__TASK INSTRUCTIONS__
The answer must consist of the entries, copied exactly and in full.
[[ DATASET ENTRIES, beginning ]]
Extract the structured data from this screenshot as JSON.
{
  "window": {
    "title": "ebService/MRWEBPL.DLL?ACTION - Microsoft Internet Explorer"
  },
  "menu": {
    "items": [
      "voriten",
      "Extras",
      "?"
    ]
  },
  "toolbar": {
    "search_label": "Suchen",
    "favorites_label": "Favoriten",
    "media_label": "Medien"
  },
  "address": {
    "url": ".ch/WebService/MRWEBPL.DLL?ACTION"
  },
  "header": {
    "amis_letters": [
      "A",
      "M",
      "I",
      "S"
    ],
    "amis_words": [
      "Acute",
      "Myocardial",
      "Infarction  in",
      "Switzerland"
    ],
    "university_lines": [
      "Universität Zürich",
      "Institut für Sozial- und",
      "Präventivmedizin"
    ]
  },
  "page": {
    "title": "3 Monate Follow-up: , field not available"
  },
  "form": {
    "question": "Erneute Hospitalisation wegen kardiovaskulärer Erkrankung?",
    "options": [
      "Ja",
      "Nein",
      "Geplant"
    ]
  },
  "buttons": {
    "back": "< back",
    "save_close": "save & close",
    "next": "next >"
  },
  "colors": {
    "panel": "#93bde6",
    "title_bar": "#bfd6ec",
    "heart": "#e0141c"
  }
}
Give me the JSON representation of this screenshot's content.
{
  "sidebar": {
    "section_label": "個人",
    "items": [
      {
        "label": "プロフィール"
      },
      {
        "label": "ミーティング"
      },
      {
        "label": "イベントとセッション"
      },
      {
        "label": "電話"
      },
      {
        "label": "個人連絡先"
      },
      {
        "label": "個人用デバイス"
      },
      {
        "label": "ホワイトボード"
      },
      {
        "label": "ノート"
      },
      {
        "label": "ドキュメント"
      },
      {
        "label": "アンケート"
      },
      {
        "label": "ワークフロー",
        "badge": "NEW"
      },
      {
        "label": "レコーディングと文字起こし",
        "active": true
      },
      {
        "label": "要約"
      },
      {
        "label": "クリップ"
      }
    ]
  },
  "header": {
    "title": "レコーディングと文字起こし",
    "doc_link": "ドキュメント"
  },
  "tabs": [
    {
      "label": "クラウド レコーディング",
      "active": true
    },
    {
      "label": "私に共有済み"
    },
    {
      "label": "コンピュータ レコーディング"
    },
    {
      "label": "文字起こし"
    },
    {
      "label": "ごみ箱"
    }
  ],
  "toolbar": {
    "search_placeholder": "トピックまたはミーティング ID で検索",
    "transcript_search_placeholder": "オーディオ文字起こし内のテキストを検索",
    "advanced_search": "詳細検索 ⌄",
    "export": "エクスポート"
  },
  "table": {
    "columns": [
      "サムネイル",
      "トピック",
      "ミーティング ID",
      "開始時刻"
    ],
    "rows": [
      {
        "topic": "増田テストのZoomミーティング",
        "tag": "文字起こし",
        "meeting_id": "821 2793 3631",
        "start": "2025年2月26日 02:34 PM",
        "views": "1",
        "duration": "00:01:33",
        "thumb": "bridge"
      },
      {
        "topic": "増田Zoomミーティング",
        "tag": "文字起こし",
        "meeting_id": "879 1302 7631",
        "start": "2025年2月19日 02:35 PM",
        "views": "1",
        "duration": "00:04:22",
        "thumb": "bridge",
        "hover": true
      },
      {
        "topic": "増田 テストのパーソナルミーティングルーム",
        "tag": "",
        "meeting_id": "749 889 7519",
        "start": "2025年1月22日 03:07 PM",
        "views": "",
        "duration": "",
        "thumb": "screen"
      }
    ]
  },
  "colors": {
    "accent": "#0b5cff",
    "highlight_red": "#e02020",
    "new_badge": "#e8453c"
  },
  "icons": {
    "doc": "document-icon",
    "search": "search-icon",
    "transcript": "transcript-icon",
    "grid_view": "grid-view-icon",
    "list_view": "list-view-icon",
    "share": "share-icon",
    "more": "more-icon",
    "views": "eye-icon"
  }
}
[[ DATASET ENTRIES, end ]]
__ANSWER TO THE PROBLEM__
Extract the structured data from this screenshot as JSON.
{
  "window": {
    "title": "ebService/MRWEBPL.DLL?ACTION - Microsoft Internet Explorer"
  },
  "menu": {
    "items": [
      "voriten",
      "Extras",
      "?"
    ]
  },
  "toolbar": {
    "search_label": "Suchen",
    "favorites_label": "Favoriten",
    "media_label": "Medien"
  },
  "address": {
    "url": ".ch/WebService/MRWEBPL.DLL?ACTION"
  },
  "header": {
    "amis_letters": [
      "A",
      "M",
      "I",
      "S"
    ],
    "amis_words": [
      "Acute",
      "Myocardial",
      "Infarction  in",
      "Switzerland"
    ],
    "university_lines": [
      "Universität Zürich",
      "Institut für Sozial- und",
      "Präventivmedizin"
    ]
  },
  "page": {
    "title": "3 Monate Follow-up: , field not available"
  },
  "form": {
    "question": "Erneute Hospitalisation wegen kardiovaskulärer Erkrankung?",
    "options": [
      "Ja",
      "Nein",
      "Geplant"
    ]
  },
  "buttons": {
    "back": "< back",
    "save_close": "save & close",
    "next": "next >"
  },
  "colors": {
    "panel": "#93bde6",
    "title_bar": "#bfd6ec",
    "heart": "#e0141c"
  }
}
Give me the JSON representation of this screenshot's content.
{
  "sidebar": {
    "section_label": "個人",
    "items": [
      {
        "label": "プロフィール"
      },
      {
        "label": "ミーティング"
      },
      {
        "label": "イベントとセッション"
      },
      {
        "label": "電話"
      },
      {
        "label": "個人連絡先"
      },
      {
        "label": "個人用デバイス"
      },
      {
        "label": "ホワイトボード"
      },
      {
        "label": "ノート"
      },
      {
        "label": "ドキュメント"
      },
      {
        "label": "アンケート"
      },
      {
        "label": "ワークフロー",
        "badge": "NEW"
      },
      {
        "label": "レコーディングと文字起こし",
        "active": true
      },
      {
        "label": "要約"
      },
      {
        "label": "クリップ"
      }
    ]
  },
  "header": {
    "title": "レコーディングと文字起こし",
    "doc_link": "ドキュメント"
  },
  "tabs": [
    {
      "label": "クラウド レコーディング",
      "active": true
    },
    {
      "label": "私に共有済み"
    },
    {
      "label": "コンピュータ レコーディング"
    },
    {
      "label": "文字起こし"
    },
    {
      "label": "ごみ箱"
    }
  ],
  "toolbar": {
    "search_placeholder": "トピックまたはミーティング ID で検索",
    "transcript_search_placeholder": "オーディオ文字起こし内のテキストを検索",
    "advanced_search": "詳細検索 ⌄",
    "export": "エクスポート"
  },
  "table": {
    "columns": [
      "サムネイル",
      "トピック",
      "ミーティング ID",
      "開始時刻"
    ],
    "rows": [
      {
        "topic": "増田テストのZoomミーティング",
        "tag": "文字起こし",
        "meeting_id": "821 2793 3631",
        "start": "2025年2月26日 02:34 PM",
        "views": "1",
        "duration": "00:01:33",
        "thumb": "bridge"
      },
      {
        "topic": "増田Zoomミーティング",
        "tag": "文字起こし",
        "meeting_id": "879 1302 7631",
        "start": "2025年2月19日 02:35 PM",
        "views": "1",
        "duration": "00:04:22",
        "thumb": "bridge",
        "hover": true
      },
      {
        "topic": "増田 テストのパーソナルミーティングルーム",
        "tag": "",
        "meeting_id": "749 889 7519",
        "start": "2025年1月22日 03:07 PM",
        "views": "",
        "duration": "",
        "thumb": "screen"
      }
    ]
  },
  "colors": {
    "accent": "#0b5cff",
    "highlight_red": "#e02020",
    "new_badge": "#e8453c"
  },
  "icons": {
    "doc": "document-icon",
    "search": "search-icon",
    "transcript": "transcript-icon",
    "grid_view": "grid-view-icon",
    "list_view": "list-view-icon",
    "share": "share-icon",
    "more": "more-icon",
    "views": "eye-icon"
  }
}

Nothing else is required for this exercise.